* Task instructions
Pull out all lines from the listing below in which the word "Controller" appears.

# # # # #

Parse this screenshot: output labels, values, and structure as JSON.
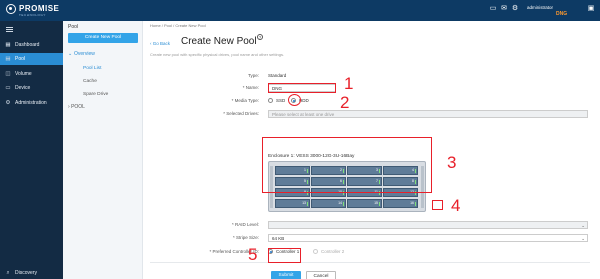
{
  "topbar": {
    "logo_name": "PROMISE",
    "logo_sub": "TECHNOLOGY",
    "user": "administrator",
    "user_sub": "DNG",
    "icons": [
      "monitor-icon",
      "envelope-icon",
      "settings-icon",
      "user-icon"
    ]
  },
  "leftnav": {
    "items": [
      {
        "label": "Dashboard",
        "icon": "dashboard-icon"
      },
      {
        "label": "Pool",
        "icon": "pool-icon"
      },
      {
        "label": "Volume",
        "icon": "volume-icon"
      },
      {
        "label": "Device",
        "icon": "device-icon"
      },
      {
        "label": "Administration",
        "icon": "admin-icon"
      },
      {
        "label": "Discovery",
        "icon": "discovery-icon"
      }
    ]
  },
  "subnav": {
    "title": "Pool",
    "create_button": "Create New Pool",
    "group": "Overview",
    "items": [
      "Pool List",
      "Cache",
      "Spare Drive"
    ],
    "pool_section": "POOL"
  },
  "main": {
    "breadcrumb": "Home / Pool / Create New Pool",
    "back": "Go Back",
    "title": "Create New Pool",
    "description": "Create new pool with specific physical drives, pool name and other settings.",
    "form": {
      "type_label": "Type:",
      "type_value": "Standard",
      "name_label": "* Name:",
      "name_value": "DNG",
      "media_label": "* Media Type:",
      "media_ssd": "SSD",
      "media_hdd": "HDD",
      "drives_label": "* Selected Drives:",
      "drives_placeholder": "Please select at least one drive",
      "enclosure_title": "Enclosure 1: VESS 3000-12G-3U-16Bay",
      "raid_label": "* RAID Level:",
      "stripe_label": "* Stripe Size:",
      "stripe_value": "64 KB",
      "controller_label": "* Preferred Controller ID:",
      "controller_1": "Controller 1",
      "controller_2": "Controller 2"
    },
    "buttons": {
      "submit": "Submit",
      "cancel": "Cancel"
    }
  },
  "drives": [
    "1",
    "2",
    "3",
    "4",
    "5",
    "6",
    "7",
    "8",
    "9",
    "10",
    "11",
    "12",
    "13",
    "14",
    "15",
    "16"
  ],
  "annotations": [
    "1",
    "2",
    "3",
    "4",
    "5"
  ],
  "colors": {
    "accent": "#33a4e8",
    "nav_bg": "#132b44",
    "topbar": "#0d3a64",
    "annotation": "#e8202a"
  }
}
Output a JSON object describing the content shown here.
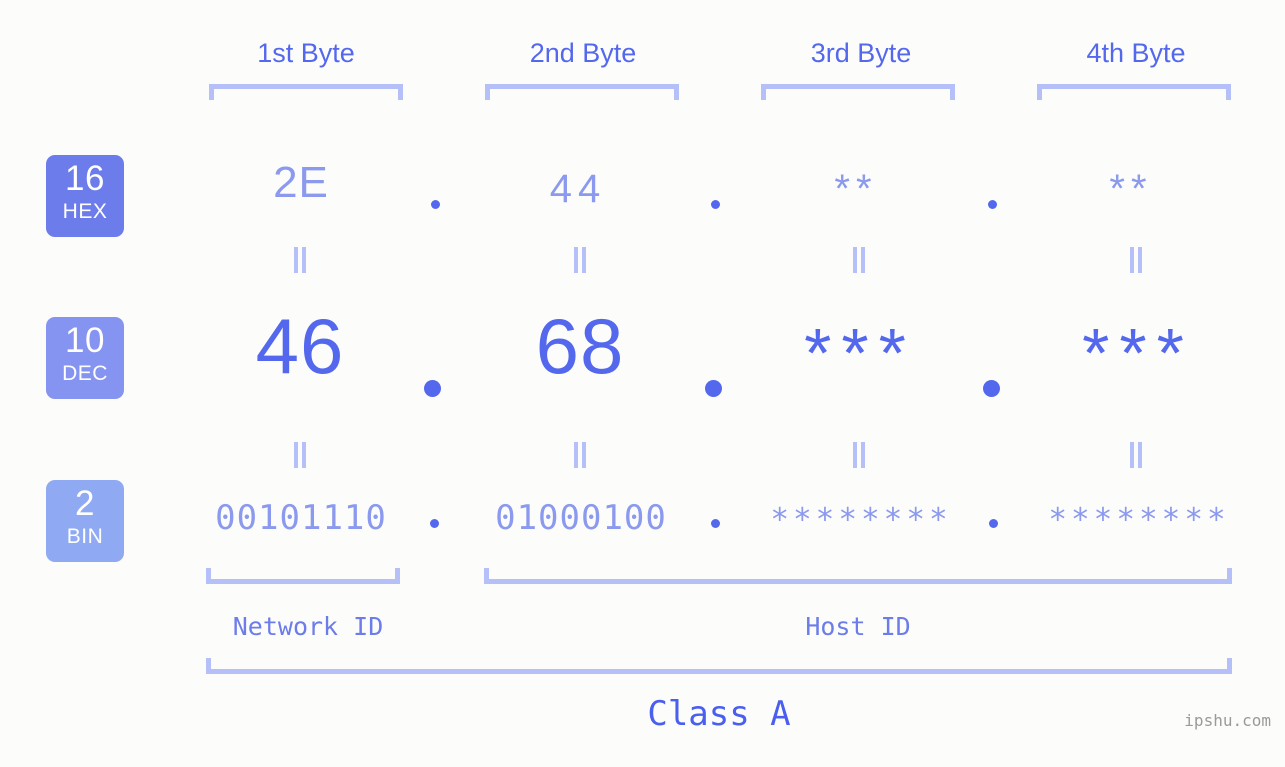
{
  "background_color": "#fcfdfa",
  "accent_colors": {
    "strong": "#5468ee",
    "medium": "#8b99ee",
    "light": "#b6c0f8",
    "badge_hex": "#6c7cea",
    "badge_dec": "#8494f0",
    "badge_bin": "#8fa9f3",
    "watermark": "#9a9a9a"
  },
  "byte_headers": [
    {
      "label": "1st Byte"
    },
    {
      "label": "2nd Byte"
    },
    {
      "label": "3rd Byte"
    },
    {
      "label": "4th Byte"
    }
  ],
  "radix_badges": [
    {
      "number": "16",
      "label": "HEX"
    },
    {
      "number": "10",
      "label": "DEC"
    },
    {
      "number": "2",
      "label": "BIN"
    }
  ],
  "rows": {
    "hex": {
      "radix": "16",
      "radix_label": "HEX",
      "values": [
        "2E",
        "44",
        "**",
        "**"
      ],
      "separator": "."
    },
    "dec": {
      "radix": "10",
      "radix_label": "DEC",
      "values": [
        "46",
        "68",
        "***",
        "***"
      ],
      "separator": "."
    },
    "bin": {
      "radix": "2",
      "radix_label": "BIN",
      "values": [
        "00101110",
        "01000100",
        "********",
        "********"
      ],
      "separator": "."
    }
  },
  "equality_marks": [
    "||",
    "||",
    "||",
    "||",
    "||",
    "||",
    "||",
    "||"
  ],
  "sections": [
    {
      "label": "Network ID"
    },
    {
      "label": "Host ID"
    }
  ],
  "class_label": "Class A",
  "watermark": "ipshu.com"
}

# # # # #

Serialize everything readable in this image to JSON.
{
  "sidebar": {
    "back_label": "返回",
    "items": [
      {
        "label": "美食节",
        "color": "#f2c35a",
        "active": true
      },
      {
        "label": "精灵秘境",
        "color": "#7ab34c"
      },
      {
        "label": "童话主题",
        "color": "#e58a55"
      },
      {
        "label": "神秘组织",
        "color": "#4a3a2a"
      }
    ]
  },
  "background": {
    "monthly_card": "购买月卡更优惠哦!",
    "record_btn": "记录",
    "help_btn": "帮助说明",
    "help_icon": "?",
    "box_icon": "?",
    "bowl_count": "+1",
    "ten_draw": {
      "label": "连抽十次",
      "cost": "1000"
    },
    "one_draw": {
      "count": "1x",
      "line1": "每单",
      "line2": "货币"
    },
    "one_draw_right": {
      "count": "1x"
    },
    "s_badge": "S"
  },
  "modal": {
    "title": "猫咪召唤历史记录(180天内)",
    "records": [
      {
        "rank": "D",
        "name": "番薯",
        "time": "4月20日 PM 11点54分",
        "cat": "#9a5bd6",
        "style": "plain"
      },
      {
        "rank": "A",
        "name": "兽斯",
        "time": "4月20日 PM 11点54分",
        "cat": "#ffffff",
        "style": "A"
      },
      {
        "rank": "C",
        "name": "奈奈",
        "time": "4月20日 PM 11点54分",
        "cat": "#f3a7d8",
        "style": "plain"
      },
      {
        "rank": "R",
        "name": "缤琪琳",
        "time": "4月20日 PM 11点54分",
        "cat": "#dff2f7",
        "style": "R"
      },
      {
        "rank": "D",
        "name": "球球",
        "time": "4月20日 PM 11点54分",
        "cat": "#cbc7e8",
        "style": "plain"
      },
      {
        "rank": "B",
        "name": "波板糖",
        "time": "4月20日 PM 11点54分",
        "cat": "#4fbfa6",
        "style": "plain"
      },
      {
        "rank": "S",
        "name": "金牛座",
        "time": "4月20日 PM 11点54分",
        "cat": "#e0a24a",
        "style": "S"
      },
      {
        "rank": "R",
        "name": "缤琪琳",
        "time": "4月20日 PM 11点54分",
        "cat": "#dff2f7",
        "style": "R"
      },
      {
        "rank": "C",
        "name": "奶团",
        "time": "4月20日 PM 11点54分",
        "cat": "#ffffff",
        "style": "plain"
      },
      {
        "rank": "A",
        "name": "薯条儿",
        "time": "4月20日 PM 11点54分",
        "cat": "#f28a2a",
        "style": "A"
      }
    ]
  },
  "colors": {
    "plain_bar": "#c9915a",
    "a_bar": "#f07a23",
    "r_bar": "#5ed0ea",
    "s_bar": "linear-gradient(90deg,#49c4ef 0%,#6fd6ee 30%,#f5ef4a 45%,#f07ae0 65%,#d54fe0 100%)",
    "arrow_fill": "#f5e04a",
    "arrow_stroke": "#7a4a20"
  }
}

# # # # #

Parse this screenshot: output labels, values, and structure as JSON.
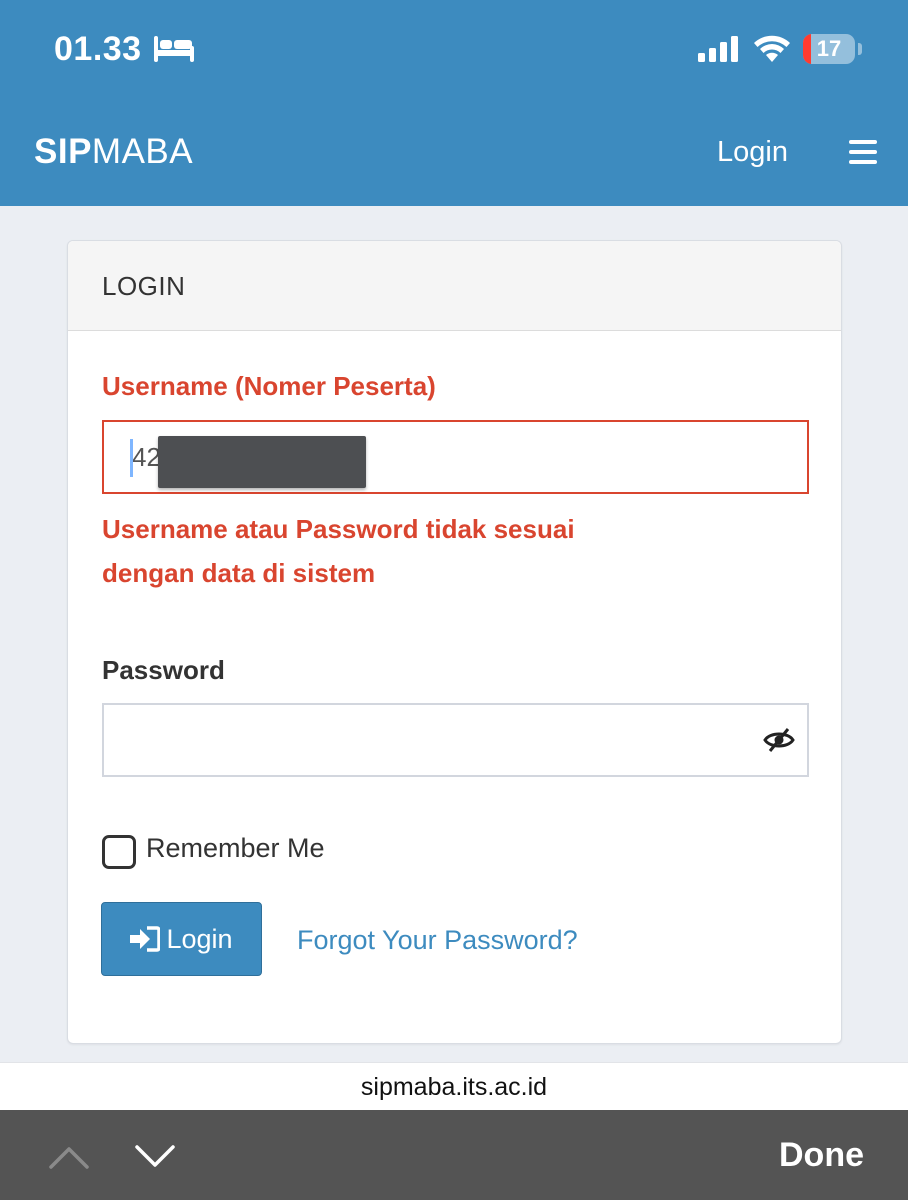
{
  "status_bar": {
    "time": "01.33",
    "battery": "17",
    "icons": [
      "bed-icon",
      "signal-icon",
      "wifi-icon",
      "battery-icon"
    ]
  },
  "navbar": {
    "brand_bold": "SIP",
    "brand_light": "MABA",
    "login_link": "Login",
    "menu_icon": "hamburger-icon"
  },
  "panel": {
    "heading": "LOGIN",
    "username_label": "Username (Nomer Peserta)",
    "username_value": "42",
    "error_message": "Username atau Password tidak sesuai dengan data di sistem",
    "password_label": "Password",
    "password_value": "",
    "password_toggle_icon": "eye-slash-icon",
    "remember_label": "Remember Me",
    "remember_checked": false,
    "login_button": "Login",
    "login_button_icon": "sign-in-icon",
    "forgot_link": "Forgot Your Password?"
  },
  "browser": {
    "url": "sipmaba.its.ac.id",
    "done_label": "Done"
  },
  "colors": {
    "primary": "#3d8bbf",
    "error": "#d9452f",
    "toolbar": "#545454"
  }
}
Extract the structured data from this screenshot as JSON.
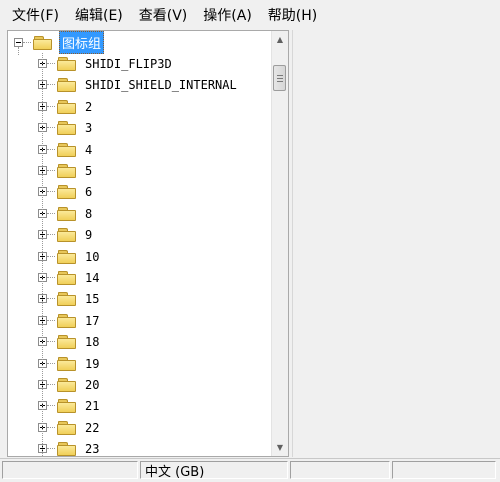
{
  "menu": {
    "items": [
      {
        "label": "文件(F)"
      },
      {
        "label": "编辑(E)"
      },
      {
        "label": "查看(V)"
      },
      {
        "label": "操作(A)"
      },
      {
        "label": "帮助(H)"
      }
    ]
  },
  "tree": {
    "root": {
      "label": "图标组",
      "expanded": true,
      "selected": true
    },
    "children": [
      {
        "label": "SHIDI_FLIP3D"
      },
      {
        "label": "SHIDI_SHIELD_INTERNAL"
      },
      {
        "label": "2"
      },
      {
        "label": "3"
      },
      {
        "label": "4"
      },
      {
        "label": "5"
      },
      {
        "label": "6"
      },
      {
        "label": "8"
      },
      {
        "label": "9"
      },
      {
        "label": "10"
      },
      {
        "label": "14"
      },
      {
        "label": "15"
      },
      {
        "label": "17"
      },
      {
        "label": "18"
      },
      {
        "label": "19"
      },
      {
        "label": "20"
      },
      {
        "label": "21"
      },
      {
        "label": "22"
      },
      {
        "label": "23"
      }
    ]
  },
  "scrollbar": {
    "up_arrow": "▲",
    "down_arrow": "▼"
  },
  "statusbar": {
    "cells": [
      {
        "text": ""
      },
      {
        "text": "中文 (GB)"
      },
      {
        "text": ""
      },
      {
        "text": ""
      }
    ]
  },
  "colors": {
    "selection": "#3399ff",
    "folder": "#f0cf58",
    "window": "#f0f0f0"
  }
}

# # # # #

* Output for this exercise
      "controller_label": "* Preferred Controller ID:",
      "controller_1": "Controller 1",
      "controller_2": "Controller 2"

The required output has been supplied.